Then Beccaloni had a bright idea. “I started looking at the distribution of ithomiine larval food plants within the canopy,” he says. “For each one I’d record the height to which the host plant grew and the height above the ground at which the eggs or larvae were found. Once I got them back to the field station’s lab, it was just a matter of keeping them alive until they pupated and then hatched into adults which I could identify.”





1. 找出题目中的关键词,最好先定位到原文中的一个段落。将题目中的关键词与原文各段落的小标题或每段话的第一句相对照。有些题目能先定位到原文中的一个段落,这必将大大加快解题时间,并提高准确率。但并不是每个题目都能先定位到原文中的一个段落的。

2. 从头到尾快速阅读该段落,根据题目中的其它关键词,在原文中找出与题目相关的一句或几句话。确定一个段落后,答案在该段落中的具体位置是未知的。所以,需要从头到尾快速阅读该段落,找出该段落中与题目相关的一句话或几句话,通常是一句话。

3. 仔细阅读这一句话或几句话,根据第二大步中的原则和规律,确定正确答案。

4. 要注意顺序性,即题目的顺序和原文的顺序基本一致。


Reading Passage 2


Corporate social responsibility-a new concept of "market"
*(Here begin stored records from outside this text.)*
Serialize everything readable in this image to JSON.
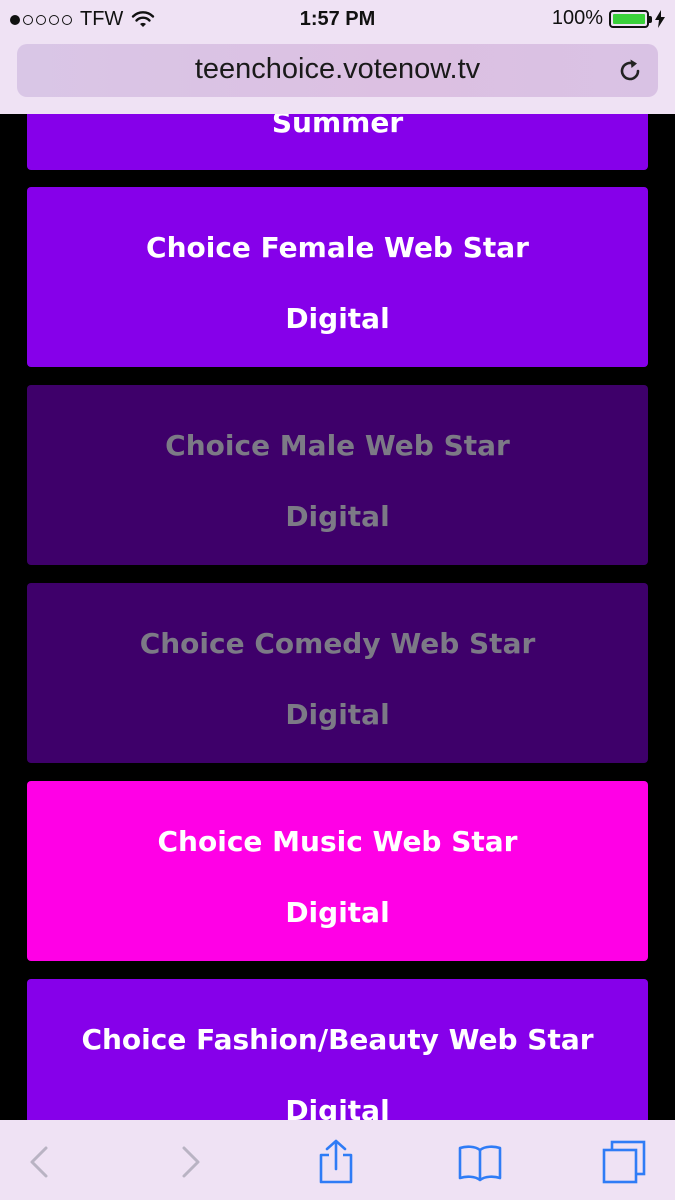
{
  "status_bar": {
    "carrier": "TFW",
    "time": "1:57 PM",
    "battery_percent": "100%",
    "signal_filled": 1,
    "signal_total": 5,
    "battery_color": "#3ad13a"
  },
  "browser": {
    "url": "teenchoice.votenow.tv",
    "reload_icon": "reload-icon"
  },
  "categories": [
    {
      "title": "Summer",
      "subtitle": "",
      "state": "active"
    },
    {
      "title": "Choice Female Web Star",
      "subtitle": "Digital",
      "state": "active"
    },
    {
      "title": "Choice Male Web Star",
      "subtitle": "Digital",
      "state": "disabled"
    },
    {
      "title": "Choice Comedy Web Star",
      "subtitle": "Digital",
      "state": "disabled"
    },
    {
      "title": "Choice Music Web Star",
      "subtitle": "Digital",
      "state": "selected"
    },
    {
      "title": "Choice Fashion/Beauty Web Star",
      "subtitle": "Digital",
      "state": "active"
    }
  ],
  "colors": {
    "active": "#8600ea",
    "disabled": "#3e006a",
    "selected": "#ff00e6",
    "disabled_text": "#7c7a86",
    "chrome": "#efe2f4",
    "toolbar_icon": "#2f7cf6"
  },
  "toolbar": {
    "back_icon": "chevron-left-icon",
    "forward_icon": "chevron-right-icon",
    "share_icon": "share-icon",
    "bookmarks_icon": "book-icon",
    "tabs_icon": "tabs-icon"
  }
}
Question types

Matching information  4

Multiple choices  9


Questions 1-4 Matching information

1 An action taken to Establishing social responsibility in conservation project--B

2 a description of the conventional way the ads applied to talk to its customers--F
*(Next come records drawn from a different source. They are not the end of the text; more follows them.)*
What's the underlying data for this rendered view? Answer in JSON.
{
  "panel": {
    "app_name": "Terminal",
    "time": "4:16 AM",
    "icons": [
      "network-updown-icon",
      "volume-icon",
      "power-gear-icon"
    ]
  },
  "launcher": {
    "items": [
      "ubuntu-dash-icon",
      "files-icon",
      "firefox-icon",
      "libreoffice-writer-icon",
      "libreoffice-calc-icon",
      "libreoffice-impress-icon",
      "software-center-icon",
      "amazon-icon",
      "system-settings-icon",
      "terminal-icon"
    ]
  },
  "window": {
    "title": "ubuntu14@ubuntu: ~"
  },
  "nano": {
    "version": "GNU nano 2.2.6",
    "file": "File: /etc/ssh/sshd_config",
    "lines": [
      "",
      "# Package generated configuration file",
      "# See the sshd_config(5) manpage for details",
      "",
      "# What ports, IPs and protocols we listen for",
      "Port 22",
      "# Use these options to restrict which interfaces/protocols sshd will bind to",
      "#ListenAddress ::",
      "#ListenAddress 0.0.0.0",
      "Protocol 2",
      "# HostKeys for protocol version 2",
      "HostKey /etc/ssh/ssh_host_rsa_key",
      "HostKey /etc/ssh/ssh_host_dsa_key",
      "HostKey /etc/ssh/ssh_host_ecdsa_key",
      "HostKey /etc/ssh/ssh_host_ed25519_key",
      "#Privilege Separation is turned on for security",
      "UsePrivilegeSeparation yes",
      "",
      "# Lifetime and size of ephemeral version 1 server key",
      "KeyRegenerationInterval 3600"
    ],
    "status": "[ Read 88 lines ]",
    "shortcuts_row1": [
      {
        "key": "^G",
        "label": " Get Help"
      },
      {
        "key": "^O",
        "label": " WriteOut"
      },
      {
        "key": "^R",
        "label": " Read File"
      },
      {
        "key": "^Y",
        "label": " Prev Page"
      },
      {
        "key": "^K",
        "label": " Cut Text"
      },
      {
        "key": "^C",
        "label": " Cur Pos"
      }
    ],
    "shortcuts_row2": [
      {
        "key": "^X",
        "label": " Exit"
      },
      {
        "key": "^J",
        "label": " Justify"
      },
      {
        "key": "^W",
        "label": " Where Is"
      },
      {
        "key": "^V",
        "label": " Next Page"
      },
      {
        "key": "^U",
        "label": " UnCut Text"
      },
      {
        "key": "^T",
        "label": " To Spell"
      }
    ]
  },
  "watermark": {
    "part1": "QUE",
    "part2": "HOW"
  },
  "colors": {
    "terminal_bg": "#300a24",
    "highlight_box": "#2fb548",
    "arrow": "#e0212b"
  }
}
3 A history of a humble origin and expansion--D

4 management practices arc intended to lined up the company's goal with participants' prosperity-- E


Questions 5-7 Multiple choices

5-7) What are true about the Ben & Jerry's company management? --C\D\F

A. There was little difference between the highest salary and the lowest

B. They were advertising their product with powerful internal marketing.

C. They offer the employee complimentary product

D. Employee were encouraged to give services back to the community

E. The products are designed for workers to barter for other goods and services

F. Offered a package of benefits for disable employees


Questions 8-10 Multiple choices


雅思阅读 考题回顾

考前还在转发锦鲤?这里有资深编辑押题预测! 加我!加我!免费获取资料


  • 适用人群
  • 词汇量1000
  • 词汇量1500
  • 词汇量2000以上
  • 词汇量6000以上
  • 开课时间
  • 热报中
  • 滚动开班
  • 即将开班
  • 热报中





沪ICP备 17003234 号 图书经营许可证:第A7651号 版权所有:上海朗阁教育科技股份有限公司 Copyright 2005 LONGRE EDUCATION GROUP All Rights Reserved